## [DIRECTIONS]
Write out every line below again exactly as it stands, skipping each image.

Top of MATERIAL FOR THIS TASK

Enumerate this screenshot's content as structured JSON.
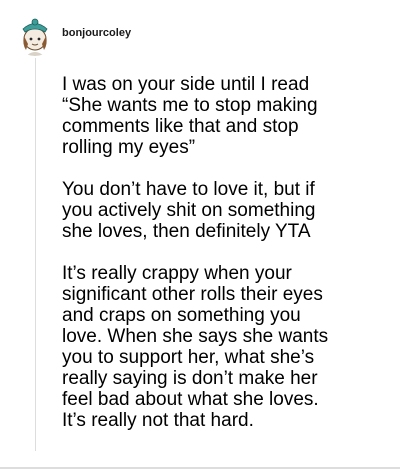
{
  "post": {
    "username": "bonjourcoley",
    "avatar_icon": "cartoon-character-avatar-icon",
    "paragraphs": [
      "I was on your side until I read\n“She wants me to stop making\ncomments like that and stop\nrolling my eyes”",
      "You don’t have to love it, but if\nyou actively shit on something\nshe loves, then definitely YTA",
      "It’s really crappy when your\nsignificant other rolls their eyes\nand craps on something you\nlove. When she says she wants\nyou to support her, what she’s\nreally saying is don’t make her\nfeel bad about what she loves.\nIt’s really not that hard."
    ]
  },
  "colors": {
    "background": "#ffffff",
    "text": "#000000",
    "divider": "#dddddd",
    "avatar_hat": "#3d9e9a"
  }
}
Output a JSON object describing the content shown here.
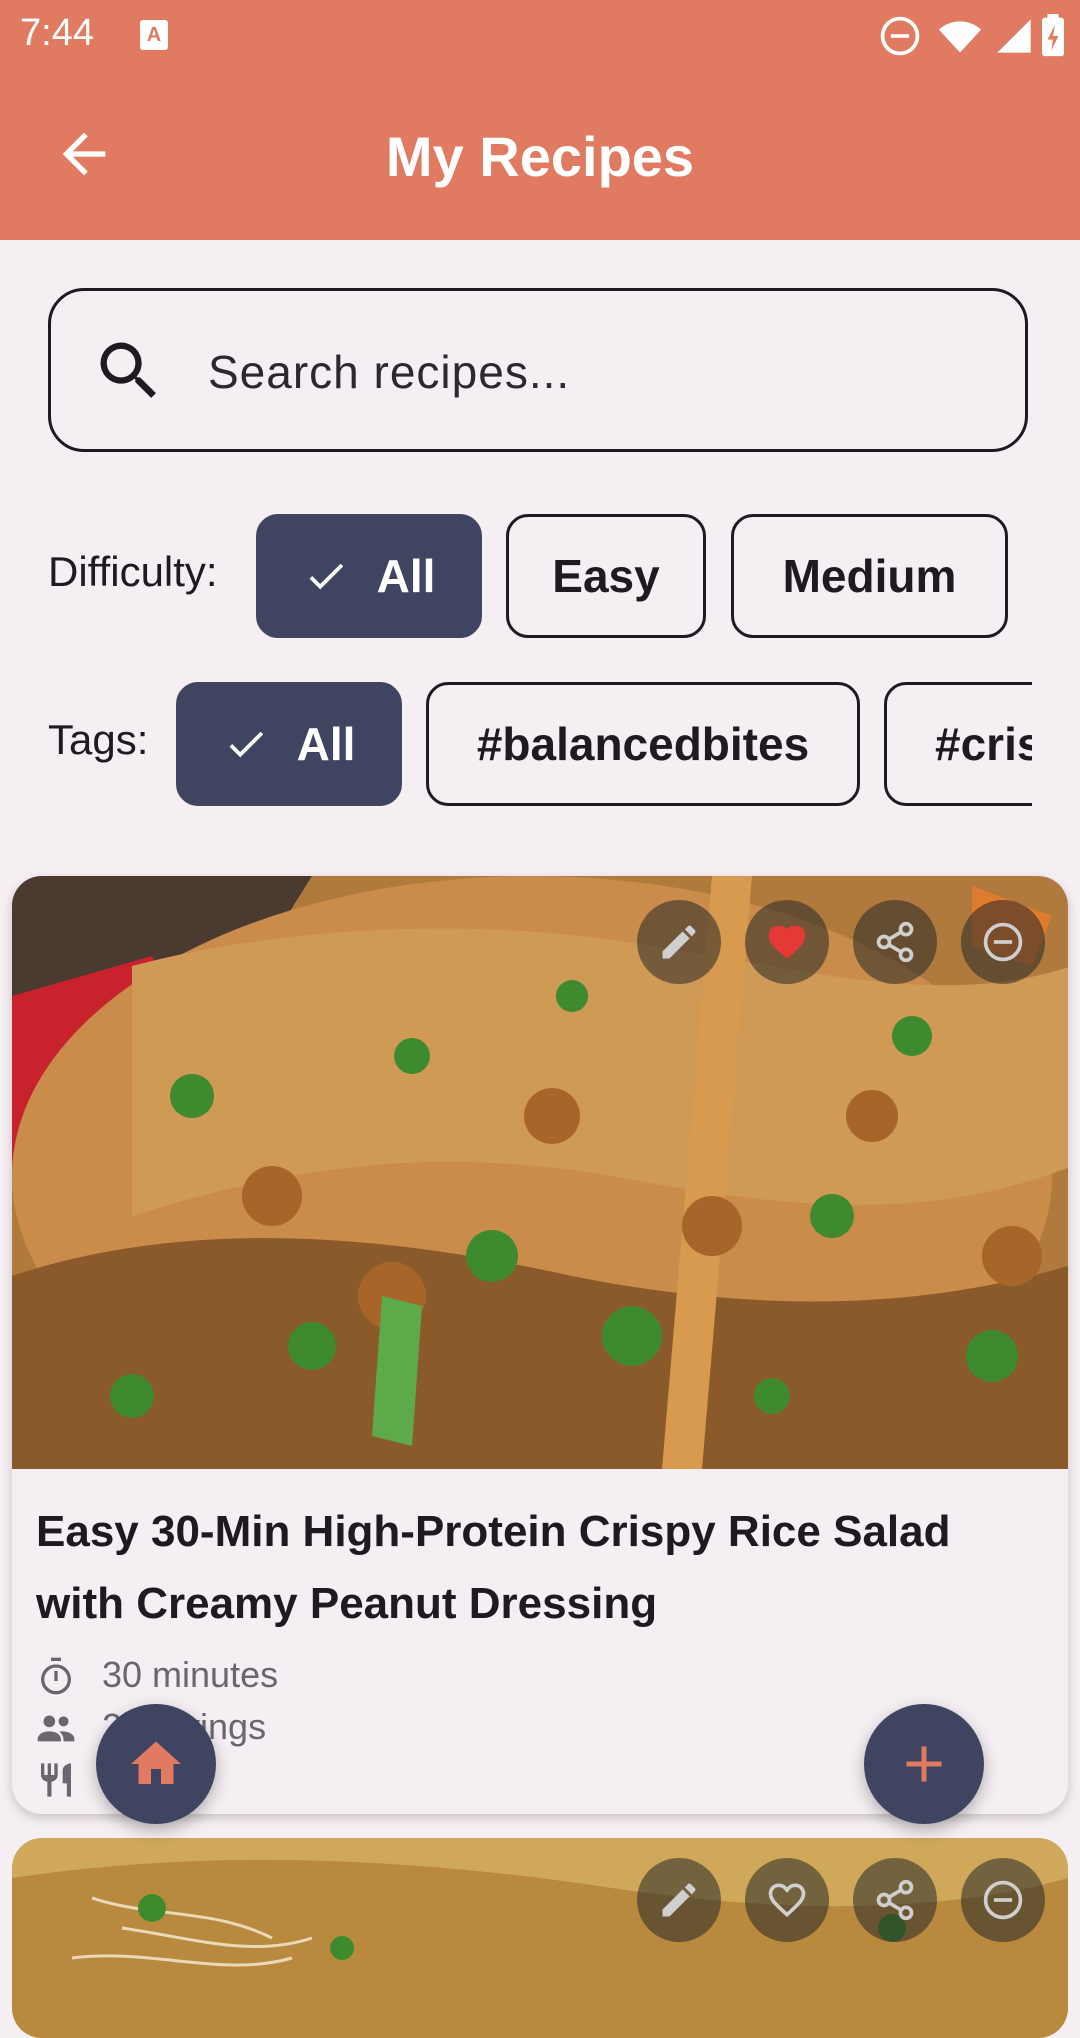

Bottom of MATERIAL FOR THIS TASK

## [FINAL ANSWER]
Enumerate this screenshot's content as structured JSON.
{
  "post": {
    "username": "bonjourcoley",
    "avatar_icon": "cartoon-character-avatar-icon",
    "paragraphs": [
      "I was on your side until I read\n“She wants me to stop making\ncomments like that and stop\nrolling my eyes”",
      "You don’t have to love it, but if\nyou actively shit on something\nshe loves, then definitely YTA",
      "It’s really crappy when your\nsignificant other rolls their eyes\nand craps on something you\nlove. When she says she wants\nyou to support her, what she’s\nreally saying is don’t make her\nfeel bad about what she loves.\nIt’s really not that hard."
    ]
  },
  "colors": {
    "background": "#ffffff",
    "text": "#000000",
    "divider": "#dddddd",
    "avatar_hat": "#3d9e9a"
  }
}
Output a JSON object describing the content shown here.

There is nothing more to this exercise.